Noriko Tsunoda Reider (The Ohio State University) earned an instructor's certificate in Japanese tea ceremonies from the Dai Nihon Chado Gakkai (Japan Association of the Tea Ceremony) in 1986. Professor of Japanese literature, language, and folklore at Miami University, she has published two books, Japanese Demon Lore: Oni, from Ancient Times to the Present (Utah State University Press, 2010) and Tales of the Supernatural in Early Modern Japan: Kaidan, Akinari, Ugetsu Monogatari (The Edwin Mellen Press, 2002), and more than a dozen articles on Japanese themes in academic journals. She earned degrees in Japanese history from Sophia University in Tokyo (B.A., M.A.) and in Japanese literature from The Ohio State University (M.A., Ph.D.). Her email address is reidernt@muohio.edu.

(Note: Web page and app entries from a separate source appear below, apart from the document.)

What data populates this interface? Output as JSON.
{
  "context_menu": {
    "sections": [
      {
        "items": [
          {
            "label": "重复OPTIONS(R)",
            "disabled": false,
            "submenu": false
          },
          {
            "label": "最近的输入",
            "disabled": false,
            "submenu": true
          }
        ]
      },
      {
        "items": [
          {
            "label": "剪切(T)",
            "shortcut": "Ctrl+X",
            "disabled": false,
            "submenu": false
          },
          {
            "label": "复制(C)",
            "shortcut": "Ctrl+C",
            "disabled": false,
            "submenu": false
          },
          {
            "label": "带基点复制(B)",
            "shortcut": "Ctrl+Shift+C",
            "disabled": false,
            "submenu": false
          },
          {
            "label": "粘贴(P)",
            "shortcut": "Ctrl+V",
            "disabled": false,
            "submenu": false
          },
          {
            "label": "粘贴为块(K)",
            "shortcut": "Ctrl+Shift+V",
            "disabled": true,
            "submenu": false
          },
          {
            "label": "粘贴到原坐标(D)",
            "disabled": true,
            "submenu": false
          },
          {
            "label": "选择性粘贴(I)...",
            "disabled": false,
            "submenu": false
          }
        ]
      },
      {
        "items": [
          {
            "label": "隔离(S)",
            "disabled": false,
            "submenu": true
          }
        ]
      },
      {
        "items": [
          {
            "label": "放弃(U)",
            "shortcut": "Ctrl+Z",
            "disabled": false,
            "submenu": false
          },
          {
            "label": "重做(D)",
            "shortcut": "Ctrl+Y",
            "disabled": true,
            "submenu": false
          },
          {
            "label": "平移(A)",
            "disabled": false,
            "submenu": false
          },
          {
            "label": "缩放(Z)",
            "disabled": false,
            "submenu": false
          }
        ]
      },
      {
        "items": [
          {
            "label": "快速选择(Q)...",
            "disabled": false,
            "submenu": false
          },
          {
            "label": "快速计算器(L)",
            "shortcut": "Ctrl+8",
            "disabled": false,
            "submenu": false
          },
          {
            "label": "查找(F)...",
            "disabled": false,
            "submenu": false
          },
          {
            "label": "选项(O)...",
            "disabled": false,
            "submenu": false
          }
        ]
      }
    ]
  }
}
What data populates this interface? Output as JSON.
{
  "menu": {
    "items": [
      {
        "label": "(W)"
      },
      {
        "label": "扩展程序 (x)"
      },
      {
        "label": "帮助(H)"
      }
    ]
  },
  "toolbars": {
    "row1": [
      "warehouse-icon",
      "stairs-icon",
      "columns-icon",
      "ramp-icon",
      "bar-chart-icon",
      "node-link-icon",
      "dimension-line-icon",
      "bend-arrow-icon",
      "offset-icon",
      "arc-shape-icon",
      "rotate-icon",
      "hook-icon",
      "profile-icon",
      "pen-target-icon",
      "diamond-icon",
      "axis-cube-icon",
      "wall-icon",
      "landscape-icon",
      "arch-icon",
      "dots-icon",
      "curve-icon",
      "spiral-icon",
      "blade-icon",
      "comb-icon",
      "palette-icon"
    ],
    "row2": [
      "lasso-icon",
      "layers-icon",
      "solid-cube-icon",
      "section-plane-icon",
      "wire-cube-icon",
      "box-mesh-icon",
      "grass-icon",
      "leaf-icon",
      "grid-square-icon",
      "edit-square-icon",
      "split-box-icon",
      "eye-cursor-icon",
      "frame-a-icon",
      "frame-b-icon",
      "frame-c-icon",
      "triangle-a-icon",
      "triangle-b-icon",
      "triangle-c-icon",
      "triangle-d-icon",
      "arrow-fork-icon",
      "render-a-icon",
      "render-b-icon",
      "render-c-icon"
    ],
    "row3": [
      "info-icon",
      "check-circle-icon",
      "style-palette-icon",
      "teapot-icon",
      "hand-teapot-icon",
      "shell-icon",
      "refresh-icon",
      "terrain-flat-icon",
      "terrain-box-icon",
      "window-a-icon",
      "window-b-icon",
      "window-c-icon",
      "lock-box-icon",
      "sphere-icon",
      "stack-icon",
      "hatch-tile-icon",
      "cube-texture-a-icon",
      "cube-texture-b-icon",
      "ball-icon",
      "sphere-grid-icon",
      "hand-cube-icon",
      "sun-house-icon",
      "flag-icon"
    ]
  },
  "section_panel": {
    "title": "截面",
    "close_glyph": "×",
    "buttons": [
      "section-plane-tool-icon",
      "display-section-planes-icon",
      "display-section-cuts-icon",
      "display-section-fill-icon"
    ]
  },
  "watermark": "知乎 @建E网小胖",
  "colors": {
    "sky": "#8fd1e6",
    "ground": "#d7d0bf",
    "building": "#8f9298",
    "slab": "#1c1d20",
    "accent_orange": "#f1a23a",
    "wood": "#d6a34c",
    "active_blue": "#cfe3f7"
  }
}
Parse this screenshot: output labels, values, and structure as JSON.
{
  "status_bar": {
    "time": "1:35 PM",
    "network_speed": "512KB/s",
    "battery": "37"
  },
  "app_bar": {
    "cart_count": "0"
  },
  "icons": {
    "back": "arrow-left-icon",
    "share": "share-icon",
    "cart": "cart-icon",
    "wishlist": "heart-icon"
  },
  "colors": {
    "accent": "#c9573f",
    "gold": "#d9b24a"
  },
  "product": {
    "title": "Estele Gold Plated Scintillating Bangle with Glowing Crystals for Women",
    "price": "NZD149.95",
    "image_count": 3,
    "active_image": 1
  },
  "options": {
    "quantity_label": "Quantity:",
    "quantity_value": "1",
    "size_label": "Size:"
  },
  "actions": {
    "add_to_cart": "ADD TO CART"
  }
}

Elements of a Formal Japanese Tea Ceremony

The formal Japanese tea ceremony, chanoyu, typically held for one to five guests today, encompasses three stages that cumulatively last about four hours when conducted in a teahouse. The host, or teishu, and guests usually wear kimonos. There is no particular season or occasion for chanoyu; when and how often to attend is an individual choice.

First, guests enter the tearoom and appreciate the decorations chosen by the host such as a hanging scroll in the alcove. A bamboo shade on the window of the teahouse provides further atmosphere; tatami mats cover the floor. The host then serves a meal in the same room. Afterwards, guests retire to an inner garden for quiet conversation and contemplation. Meanwhile, the host replaces the hanging scroll in the alcove with flowers, sets out necessary tea utensils, and rolls up the bamboo screen. The climactic final stage starts when participants return and the host makes thick tea in a silent, stylized manner and engages the guest of honor in a formal dialogue about tea. Then everyone takes turns savoring this thick tea. The host serves a thin tea, again in prescriptive silence, to conclude the festivities.1

Chanoyu, then, "calls for a good knowledge of architecture, landscape gardens, and tea utensils, as well as the capacity to appreciate the total effect of their beauty."2

Noriko Tsunoda Reider

ORIGINALLY PUBLISHED IN FALL 2012

Phi Kappa Phi member Noriko Tsunoda Reider teaches in the Department of German, Russian, Asian, and Middle Eastern Languages and Cultures at Miami University. Here she combines scholarly activities with private pursuits; Reider publishes often on Japanese culture, history, prose and folklore and earned an instructor's certificate in Japanese tea ceremonies.
COPYRIGHT 2015 Honor Society of Phi Kappa Phi
No portion of this article can be reproduced without the express written permission from the copyright holder.
Copyright 2015 Gale, Cengage Learning. All rights reserved.

Article Details
Printer friendly Cite/link Email Feedback
Author:Reider, Noriko Tsunoda
Publication:Phi Kappa Phi Forum
Geographic Code:9JAPA
Date:Mar 22, 2015
Words:2669
Previous Article:Notable contributors of original work to the magazine.
Next Article:Phi Kappa Phi Forum and its relationship with the society.
Topics:

Terms of use | Privacy policy | Copyright © 2019 Farlex, Inc. | Feedback | For webmasters